*** Opening Exercise inputs ***

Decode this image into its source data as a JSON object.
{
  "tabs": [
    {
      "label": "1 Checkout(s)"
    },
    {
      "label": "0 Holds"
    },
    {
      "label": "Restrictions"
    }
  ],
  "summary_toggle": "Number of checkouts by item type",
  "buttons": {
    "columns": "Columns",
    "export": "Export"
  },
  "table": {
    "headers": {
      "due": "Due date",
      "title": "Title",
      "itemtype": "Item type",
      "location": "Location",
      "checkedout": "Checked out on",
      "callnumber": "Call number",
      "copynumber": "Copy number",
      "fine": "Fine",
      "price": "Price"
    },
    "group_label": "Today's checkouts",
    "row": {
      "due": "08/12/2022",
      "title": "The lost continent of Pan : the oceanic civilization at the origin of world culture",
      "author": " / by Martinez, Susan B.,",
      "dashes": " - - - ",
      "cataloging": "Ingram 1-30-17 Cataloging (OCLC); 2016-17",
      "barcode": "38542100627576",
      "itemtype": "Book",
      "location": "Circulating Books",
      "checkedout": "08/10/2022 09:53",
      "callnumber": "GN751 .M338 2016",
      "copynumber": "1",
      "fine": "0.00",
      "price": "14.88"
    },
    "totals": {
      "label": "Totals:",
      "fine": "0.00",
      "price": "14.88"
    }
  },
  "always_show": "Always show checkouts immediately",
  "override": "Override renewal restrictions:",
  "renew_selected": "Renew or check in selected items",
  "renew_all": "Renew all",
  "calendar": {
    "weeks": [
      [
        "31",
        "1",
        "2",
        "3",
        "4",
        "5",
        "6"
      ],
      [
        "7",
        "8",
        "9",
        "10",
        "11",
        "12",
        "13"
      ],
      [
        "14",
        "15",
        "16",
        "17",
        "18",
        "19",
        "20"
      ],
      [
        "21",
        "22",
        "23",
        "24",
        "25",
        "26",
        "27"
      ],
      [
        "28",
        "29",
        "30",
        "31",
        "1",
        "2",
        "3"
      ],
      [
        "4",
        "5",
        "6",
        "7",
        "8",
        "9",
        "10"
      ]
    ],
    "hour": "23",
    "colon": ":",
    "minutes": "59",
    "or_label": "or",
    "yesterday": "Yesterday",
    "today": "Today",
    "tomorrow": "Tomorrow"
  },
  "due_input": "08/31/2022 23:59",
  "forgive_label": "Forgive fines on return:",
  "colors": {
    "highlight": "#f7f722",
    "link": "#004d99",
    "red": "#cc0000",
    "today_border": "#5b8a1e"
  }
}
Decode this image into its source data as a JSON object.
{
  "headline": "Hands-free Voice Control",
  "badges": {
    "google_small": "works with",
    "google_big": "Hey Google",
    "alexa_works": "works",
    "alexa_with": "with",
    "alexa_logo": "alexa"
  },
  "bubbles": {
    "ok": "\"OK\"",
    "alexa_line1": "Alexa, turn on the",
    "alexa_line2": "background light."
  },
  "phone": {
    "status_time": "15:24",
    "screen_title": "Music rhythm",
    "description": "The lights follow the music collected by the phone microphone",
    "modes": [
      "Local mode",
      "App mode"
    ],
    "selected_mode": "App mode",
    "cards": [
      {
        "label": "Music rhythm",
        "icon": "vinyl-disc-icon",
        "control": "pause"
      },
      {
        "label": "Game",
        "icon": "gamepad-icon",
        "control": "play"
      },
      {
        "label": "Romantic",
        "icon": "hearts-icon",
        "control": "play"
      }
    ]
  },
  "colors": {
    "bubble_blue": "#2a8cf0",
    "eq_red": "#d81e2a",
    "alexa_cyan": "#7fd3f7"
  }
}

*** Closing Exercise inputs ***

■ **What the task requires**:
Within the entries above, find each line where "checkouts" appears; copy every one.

■ **Solution**:
  "summary_toggle": "Number of checkouts by item type",
    "group_label": "Today's checkouts",
  "always_show": "Always show checkouts immediately",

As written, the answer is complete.